* Work to be completed
Across the data below, how many lines hold "placeholder"? Answer with that number and nothing else.

● ● ● ●

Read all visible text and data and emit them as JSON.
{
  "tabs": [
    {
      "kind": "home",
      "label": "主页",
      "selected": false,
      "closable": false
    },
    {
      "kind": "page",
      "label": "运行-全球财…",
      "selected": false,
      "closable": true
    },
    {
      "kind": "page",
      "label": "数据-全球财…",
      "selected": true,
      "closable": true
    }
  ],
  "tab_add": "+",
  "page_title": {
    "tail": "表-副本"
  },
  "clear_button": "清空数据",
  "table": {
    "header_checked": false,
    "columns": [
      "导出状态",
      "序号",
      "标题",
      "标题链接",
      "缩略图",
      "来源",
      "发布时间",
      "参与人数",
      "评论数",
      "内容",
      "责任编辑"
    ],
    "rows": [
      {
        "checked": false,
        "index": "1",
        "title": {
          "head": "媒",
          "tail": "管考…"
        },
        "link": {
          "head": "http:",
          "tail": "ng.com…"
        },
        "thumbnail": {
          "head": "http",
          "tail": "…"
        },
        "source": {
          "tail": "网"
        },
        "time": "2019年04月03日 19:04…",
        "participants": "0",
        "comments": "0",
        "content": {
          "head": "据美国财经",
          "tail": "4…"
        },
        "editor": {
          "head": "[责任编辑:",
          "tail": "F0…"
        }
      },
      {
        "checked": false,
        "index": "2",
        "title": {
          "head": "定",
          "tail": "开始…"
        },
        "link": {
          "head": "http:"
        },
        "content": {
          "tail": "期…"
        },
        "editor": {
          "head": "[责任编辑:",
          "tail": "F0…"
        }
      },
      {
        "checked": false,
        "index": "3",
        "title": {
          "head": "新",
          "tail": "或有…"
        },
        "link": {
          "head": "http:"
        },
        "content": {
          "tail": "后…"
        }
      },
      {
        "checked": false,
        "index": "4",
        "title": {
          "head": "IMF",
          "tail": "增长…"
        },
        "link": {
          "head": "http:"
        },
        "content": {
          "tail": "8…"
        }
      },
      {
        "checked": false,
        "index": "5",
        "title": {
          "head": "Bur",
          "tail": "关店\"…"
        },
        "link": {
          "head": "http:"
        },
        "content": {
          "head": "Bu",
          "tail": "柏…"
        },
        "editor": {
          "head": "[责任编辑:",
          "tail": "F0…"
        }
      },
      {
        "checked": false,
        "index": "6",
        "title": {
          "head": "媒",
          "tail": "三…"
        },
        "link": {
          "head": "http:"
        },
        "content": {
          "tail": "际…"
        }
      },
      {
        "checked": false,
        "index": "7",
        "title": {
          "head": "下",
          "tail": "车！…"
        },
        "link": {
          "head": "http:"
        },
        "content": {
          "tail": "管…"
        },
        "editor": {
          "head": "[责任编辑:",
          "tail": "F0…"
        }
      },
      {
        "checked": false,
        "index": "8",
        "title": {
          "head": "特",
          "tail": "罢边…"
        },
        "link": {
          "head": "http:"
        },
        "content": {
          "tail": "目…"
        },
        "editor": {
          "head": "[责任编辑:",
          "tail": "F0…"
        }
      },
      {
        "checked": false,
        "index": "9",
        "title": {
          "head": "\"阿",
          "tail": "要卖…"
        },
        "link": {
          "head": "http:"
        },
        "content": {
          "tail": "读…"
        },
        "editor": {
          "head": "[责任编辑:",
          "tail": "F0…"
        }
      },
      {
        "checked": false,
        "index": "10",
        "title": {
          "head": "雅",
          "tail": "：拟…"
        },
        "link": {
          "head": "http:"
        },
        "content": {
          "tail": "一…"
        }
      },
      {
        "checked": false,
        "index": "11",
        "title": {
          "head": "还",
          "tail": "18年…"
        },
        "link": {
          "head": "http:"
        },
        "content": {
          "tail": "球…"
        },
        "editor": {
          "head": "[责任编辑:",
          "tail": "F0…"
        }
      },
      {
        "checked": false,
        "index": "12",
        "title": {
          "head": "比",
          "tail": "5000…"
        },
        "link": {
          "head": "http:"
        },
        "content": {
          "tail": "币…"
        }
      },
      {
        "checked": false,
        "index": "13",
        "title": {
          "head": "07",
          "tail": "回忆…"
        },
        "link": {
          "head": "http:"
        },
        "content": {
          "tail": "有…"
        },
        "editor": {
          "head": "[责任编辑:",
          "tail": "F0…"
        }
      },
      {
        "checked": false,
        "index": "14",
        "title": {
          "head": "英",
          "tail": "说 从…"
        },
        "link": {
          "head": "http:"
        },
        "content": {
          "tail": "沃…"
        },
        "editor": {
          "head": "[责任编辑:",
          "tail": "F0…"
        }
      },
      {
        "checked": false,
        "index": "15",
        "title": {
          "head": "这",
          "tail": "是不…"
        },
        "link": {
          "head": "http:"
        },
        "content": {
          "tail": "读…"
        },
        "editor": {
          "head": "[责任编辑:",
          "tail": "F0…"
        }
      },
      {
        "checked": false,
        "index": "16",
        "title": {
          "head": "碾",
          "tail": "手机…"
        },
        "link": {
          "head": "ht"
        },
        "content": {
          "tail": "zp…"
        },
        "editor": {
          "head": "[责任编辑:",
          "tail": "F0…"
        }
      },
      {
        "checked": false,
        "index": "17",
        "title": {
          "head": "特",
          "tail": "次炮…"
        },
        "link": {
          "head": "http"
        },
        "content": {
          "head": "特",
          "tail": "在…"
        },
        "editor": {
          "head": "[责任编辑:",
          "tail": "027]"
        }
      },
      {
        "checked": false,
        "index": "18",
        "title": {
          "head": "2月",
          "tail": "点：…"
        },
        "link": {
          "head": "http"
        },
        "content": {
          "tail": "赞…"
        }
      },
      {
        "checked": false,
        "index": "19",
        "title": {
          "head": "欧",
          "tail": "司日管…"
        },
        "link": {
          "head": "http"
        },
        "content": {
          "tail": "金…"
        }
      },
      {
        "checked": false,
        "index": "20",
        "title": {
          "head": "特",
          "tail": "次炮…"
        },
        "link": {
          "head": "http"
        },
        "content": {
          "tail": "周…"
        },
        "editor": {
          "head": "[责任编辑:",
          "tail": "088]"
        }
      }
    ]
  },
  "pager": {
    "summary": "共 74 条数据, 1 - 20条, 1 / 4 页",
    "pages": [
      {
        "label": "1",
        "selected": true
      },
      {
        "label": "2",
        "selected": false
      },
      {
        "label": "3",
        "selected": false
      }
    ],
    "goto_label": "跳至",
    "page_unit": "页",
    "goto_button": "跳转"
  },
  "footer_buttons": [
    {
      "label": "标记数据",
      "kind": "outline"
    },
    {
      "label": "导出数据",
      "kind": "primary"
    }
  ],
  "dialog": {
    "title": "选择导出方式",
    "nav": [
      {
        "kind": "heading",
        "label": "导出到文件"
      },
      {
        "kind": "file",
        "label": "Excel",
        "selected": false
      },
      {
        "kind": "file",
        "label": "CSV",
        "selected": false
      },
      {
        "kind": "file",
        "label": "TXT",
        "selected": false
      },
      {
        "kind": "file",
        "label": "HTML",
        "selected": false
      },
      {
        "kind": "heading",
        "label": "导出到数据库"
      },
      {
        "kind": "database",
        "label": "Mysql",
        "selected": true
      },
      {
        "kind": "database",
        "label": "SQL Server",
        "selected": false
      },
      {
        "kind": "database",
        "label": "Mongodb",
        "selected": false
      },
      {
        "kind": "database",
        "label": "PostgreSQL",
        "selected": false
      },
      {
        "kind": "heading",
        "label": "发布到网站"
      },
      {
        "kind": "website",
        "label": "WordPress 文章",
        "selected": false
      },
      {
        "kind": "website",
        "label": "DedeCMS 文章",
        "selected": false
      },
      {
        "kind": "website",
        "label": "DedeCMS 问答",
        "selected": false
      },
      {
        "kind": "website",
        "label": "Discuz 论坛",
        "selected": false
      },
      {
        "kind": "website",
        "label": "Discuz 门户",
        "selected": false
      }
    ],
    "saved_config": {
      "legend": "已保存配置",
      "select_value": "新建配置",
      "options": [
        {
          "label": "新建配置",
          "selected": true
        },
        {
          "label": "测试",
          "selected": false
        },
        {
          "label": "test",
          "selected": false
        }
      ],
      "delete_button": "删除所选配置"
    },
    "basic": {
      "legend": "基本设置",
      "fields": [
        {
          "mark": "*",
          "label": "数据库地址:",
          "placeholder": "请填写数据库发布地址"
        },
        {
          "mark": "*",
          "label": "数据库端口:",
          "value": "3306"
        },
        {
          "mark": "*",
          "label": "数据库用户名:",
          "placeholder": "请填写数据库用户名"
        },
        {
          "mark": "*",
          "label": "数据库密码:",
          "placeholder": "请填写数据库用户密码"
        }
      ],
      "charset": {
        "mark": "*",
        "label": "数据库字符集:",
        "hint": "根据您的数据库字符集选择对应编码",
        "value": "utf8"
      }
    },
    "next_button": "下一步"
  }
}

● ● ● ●

* Answer for the task
3